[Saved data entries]
+-------+
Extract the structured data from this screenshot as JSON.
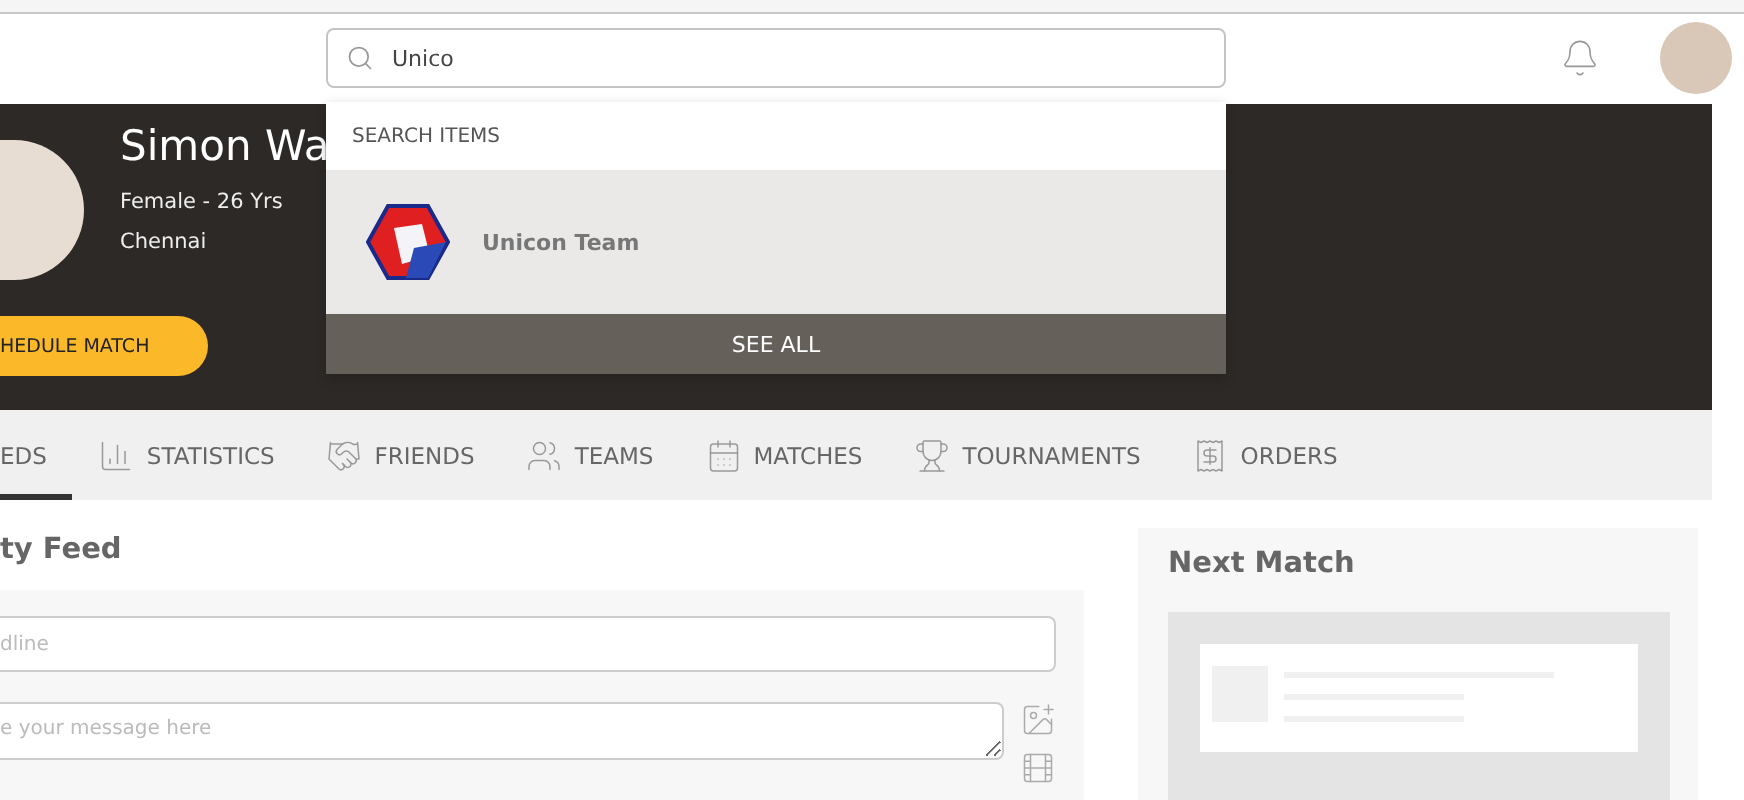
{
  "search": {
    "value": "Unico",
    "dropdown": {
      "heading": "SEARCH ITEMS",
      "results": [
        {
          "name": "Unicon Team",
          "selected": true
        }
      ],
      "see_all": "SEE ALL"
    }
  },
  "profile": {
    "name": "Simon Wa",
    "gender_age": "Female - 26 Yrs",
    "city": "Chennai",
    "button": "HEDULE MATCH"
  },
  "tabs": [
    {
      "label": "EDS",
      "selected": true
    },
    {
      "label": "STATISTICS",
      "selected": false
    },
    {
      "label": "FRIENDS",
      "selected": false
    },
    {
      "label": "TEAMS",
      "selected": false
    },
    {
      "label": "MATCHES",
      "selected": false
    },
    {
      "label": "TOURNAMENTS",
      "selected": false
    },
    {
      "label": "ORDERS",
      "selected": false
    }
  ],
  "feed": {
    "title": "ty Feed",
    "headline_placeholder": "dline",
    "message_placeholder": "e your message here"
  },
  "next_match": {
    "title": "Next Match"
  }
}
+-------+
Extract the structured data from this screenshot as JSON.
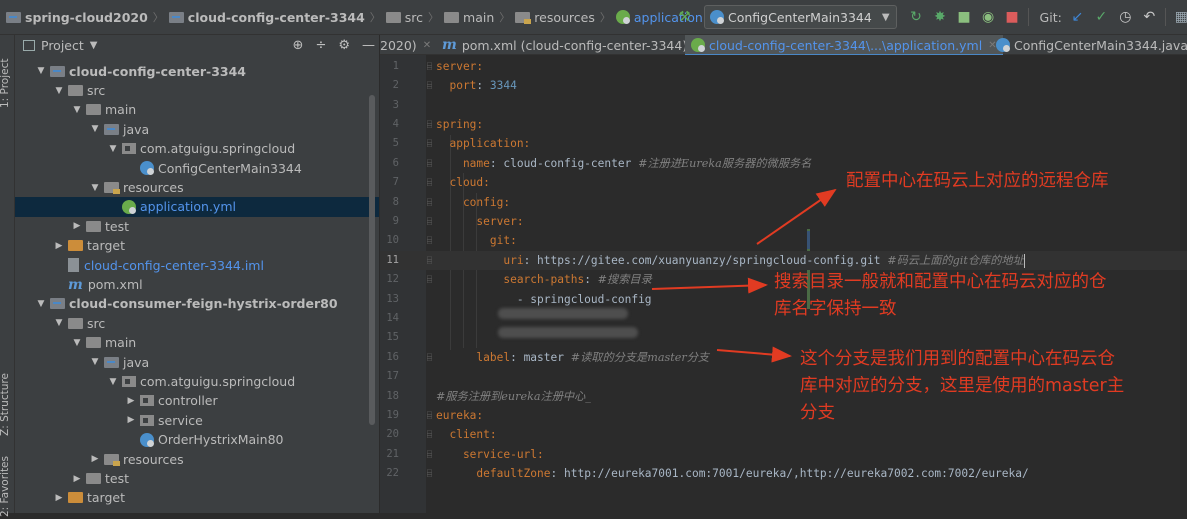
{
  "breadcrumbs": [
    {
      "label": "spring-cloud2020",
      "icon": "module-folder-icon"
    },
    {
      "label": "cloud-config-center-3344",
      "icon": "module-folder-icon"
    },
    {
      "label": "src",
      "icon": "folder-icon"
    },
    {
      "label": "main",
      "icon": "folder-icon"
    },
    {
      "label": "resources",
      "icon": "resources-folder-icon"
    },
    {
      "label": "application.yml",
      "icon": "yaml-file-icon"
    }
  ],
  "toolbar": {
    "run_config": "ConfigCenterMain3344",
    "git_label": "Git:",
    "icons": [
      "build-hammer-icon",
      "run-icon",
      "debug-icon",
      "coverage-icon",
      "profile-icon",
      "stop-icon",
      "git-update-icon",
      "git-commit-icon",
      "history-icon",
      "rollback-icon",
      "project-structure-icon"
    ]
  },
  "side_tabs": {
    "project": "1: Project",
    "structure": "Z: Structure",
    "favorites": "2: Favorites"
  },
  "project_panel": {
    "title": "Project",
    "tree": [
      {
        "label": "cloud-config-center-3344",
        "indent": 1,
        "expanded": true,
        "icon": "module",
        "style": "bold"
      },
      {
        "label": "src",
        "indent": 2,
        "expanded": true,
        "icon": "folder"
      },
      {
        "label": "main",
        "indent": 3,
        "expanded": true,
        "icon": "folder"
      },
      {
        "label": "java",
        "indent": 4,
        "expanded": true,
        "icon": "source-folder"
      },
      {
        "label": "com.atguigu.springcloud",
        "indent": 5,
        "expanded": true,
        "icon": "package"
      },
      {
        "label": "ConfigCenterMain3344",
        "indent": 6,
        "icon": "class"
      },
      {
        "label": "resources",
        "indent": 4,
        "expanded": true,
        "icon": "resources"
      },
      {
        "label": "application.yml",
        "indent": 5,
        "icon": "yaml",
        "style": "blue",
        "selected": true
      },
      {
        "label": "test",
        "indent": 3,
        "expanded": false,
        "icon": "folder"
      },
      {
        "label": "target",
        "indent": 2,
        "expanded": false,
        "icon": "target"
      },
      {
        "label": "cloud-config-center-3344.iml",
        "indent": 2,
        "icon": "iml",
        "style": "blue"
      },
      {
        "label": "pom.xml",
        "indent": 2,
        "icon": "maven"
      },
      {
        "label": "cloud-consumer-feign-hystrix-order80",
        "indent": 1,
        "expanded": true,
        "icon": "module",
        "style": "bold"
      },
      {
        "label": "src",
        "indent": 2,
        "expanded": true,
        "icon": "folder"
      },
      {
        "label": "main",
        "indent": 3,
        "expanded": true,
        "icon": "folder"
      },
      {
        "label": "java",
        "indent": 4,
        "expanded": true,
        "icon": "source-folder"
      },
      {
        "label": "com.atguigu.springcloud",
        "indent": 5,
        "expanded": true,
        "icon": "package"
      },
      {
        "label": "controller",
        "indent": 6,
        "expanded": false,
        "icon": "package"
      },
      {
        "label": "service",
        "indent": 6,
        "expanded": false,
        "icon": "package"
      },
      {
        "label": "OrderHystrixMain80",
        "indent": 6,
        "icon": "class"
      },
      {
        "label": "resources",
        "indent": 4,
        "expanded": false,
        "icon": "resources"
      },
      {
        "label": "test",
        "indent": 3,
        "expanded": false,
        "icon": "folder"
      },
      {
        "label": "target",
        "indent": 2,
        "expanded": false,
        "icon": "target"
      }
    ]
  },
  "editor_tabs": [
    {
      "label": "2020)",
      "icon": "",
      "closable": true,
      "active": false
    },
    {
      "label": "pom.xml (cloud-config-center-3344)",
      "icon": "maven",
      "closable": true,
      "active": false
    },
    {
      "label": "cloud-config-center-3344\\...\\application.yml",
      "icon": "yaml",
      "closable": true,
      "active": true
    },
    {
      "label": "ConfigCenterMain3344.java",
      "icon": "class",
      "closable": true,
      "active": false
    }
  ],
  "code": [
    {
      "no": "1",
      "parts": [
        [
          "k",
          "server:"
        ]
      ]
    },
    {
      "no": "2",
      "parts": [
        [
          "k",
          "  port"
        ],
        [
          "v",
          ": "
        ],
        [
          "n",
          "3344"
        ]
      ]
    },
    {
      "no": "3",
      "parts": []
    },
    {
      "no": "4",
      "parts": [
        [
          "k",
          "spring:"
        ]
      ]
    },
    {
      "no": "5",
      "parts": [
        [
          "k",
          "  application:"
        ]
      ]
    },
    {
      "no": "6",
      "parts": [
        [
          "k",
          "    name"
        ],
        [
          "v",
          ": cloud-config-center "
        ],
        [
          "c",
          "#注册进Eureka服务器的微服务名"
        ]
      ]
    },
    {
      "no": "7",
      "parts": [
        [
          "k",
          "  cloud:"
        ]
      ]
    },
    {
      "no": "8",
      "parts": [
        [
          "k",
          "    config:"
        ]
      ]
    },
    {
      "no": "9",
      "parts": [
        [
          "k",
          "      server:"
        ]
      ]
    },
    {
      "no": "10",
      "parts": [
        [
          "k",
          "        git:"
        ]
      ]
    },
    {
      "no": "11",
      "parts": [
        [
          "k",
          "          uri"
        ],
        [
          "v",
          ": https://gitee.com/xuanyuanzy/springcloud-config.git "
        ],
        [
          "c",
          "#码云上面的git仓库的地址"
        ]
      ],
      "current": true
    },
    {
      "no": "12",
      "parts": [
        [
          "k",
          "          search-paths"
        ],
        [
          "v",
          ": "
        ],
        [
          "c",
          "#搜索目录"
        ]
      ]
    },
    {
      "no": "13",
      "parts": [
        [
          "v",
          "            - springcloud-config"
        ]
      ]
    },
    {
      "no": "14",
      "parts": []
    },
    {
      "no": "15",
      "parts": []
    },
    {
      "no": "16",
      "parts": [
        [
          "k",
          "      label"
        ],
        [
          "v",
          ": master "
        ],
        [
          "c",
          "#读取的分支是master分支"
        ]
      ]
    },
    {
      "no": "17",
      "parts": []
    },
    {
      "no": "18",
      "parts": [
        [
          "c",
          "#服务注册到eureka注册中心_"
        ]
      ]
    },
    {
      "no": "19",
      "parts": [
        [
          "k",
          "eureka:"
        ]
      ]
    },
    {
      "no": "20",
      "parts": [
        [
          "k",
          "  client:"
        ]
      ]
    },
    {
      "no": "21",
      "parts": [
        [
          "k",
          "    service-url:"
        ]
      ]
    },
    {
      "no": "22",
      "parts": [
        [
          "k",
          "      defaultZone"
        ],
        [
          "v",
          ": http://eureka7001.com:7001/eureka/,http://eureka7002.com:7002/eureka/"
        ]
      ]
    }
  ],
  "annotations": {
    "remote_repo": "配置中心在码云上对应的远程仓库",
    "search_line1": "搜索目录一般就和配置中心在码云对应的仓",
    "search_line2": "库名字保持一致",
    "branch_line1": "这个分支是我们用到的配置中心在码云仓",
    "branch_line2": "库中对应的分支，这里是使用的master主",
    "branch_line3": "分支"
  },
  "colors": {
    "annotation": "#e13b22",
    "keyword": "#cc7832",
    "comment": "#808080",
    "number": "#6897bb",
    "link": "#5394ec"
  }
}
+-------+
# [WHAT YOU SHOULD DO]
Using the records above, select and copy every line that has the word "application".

# [TASK ANSWER]
      "label": "application.yml",
        "label": "application.yml",
      "label": "cloud-config-center-3344\\...\\application.yml",
          "  application:"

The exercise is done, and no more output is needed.